'PBC on NBC': Five things we learned

The inaugural event of "Premier Boxing Champions" is officially in the books.

So, which was it? The future of boxing or a nationally televised disaster, ready to burn through a serious amount of Al Haymon & Co.'s money? Let's discuss on five things we learned.

1. Debuting this kind of project with an unstable Adrien Broner might have been a bad idea.

In hindsight, someone should have known Broner would track mud through PBC's new carpets. The 25-year-old sort of seems like he doesn't know who he wants to be or how he wants to fight. He was dominant, for sure, in a unanimous decision against John Molina Jr., but he wasn't particularly impressive -- or even interesting.

If PBC could have crafted the perfect postfight interview for its first televised bout, having Broner basically admit he fought a boring fight wouldn't have made the script. And having him then reference a race comment he made in the ring last year, which drew harsh criticism, definitely would not have made it in the script.

It's hard to distinguish what Broner is trying to be at this point. It's obvious he's been told to tone down his personality but not to shut it off completely. So, we're left with sort of a half-Broner, who will still rotate around his opponent midfight and make inappropriate gestures to the crowd, but only halfheartedly so.

In this particular event, with a first impression on the line, Broner didn't give people much reason to stay and -- even worse -- gave some reason to leave.

2. Headlining this kind of project with Keith Thurman versus Robert Guerrero -- that was a good idea.

It could not have worked out much better. You had Thurman, 26, a young buck who knew what this opportunity meant for his career and went out guns blazing, trying to make a statement. Across the ring you had Guerrero, 31, a veteran with a name who could take Thurman's best and fire back but never really threaten to upset the evening by winning.

This was matchmaking at it's finest.

Let's pause for a moment to reflect and laugh out loud at the unfortunate fact that Guerrero's dud of a fight against Floyd Mayweather Jr. in May 2013 cost a full pay-per-view price, while Saturday's barnburner cost nothing but air and about 48 minutes of your time. Brilliant.

3. Boxing is not dead.

Mayweather is 38 years old and has publicly contemplated retirement after the last two fights on his current contract are finished. Manny Pacquiao is 36. The two will engage in the biggest fight in boxing history on May 2. Soon after that, however, whenever both retire, someone will need to be there to accept the reins of boxing stardom.

This is what's exciting about PBC -- it is designed to ensure that someone exists. Make no mistake, there is young, exciting, well-spoken talent in boxing. One needs to look no further than the 26-year-old Thurman, who was terrific this weekend, to see it.

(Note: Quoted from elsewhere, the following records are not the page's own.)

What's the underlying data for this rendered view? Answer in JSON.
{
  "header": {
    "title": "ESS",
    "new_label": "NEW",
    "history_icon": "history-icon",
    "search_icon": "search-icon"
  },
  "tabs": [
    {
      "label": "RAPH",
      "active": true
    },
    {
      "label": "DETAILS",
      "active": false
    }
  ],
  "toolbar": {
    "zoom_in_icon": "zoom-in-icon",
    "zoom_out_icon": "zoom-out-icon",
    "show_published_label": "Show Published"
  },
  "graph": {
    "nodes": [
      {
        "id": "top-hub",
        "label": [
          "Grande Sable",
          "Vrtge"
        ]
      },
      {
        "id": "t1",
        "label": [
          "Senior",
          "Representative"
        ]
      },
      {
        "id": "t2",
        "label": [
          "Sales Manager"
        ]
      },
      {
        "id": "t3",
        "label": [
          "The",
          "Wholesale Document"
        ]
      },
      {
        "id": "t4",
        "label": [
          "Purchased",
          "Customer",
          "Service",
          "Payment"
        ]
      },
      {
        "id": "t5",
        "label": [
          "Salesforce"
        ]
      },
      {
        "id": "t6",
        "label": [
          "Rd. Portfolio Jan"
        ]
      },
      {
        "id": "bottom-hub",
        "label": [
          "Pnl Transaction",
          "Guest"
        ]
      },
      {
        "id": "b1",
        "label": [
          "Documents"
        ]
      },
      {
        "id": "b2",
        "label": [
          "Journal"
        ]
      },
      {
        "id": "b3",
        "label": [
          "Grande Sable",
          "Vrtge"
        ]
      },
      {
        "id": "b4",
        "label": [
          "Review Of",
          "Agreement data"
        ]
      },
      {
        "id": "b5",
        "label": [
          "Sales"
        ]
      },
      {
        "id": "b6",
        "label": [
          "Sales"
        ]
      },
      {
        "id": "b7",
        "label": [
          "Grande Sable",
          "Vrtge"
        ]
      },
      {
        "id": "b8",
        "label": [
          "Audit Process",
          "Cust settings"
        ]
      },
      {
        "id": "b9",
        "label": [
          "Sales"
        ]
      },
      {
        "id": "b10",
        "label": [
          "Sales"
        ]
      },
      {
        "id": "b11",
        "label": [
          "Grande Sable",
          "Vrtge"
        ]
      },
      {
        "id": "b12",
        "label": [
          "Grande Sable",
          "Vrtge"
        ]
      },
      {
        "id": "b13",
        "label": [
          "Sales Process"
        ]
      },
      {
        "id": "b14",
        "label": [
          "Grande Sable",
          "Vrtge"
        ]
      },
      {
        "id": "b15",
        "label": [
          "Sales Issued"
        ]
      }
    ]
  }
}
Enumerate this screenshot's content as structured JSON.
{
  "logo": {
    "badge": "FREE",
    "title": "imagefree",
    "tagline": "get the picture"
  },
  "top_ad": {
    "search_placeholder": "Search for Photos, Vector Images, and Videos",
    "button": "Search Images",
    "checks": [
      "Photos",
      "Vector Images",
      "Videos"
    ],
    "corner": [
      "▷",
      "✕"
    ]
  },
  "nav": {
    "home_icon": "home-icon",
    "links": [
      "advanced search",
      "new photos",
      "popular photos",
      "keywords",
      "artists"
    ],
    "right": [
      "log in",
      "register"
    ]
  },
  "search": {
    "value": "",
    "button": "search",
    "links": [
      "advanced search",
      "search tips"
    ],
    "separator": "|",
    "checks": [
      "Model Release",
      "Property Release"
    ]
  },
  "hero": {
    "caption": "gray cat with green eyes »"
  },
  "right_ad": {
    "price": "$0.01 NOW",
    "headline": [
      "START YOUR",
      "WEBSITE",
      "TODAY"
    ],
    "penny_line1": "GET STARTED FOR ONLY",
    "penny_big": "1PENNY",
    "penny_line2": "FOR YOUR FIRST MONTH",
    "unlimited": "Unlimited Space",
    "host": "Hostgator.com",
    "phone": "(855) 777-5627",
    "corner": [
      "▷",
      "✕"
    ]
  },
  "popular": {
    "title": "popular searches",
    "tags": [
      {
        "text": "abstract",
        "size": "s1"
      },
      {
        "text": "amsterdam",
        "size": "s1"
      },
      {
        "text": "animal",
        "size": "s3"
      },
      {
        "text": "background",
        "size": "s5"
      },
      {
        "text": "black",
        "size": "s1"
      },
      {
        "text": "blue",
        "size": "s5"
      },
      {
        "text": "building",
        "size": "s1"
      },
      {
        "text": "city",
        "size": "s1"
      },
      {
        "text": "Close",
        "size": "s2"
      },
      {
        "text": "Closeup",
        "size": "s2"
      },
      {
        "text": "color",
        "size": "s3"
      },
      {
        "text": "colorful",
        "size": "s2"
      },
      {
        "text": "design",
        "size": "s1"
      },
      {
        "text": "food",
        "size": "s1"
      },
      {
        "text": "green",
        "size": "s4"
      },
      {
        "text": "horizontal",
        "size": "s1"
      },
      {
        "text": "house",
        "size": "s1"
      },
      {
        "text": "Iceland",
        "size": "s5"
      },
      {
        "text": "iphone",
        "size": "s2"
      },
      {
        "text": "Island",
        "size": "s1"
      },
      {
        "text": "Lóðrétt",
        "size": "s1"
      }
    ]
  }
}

Thurman was so hell-bent on scoring an early knockout on Saturday, he literally ran into a head-butt during the third round that caused a massive hematoma on his forehead.

There are others along with Thurman, waiting in the wings to take the throne. In recent years, boxing's consumption model arguably worked against it. It's early, but PBC's model could change that.

4. Boxing is not dead, revisited.

There are compelling figures in the sport and, certainly, compelling fights. Thurman-Guerrero was a strong but not spectacular fight for 8½ rounds. At one point, there even appeared to be a horrific possibility of it ending in a no contest, due to the hematoma on Thurman's face. Can you imagine that?

And then, midway through the ninth, Thurman dropped Guerrero with two right uppercuts. That set the stage for Guerrero to rally back with a strong showing in the 10th, his best round of the fight.

Substance was there, and Haymon & Co. know how to dress it up. This was a polished product in the arena on Saturday, and it will only improve as a television product with more practice. It would seem to carry appeal to a younger audience, which means a longer guaranteed lifespan. For an old sport, boxing had tints of infancy in certain aspects this weekend.

5. It's not all bad news for Broner.

We were hard on Broner at the start, so let's circle back and give him due credit at the finish.

Broner, entertaining or not, made his decision win look like easy work. As he stated at the postfight news conference -- wearing a shirt that looked like it was made from his grandmother's favorite tablecloth -- he was 'still pretty' at the end of 12 rounds against Molina.

And, away from the cameras that were transmitting his comments to a live audience, he explained his approach to the fight perfectly well.

"Last two days I thought, 'The last time I went into the ring and fought with my heart, I lost,'" said Broner, referring to the only loss of his career, to Marcos Maidana in 2013. "I am never going to let that happen again. So, I said I'm going to use my God-given talent and make this fight as easy as possible.

"The crowd might boo me, but at the end of the day, I'm going not going out there and fighting for them. That don't pay my bills."

As has always been the case with Broner, talent and personality are there. Self-sabotage is. If he can better define himself in and outside of the ring, the world can still be his oyster.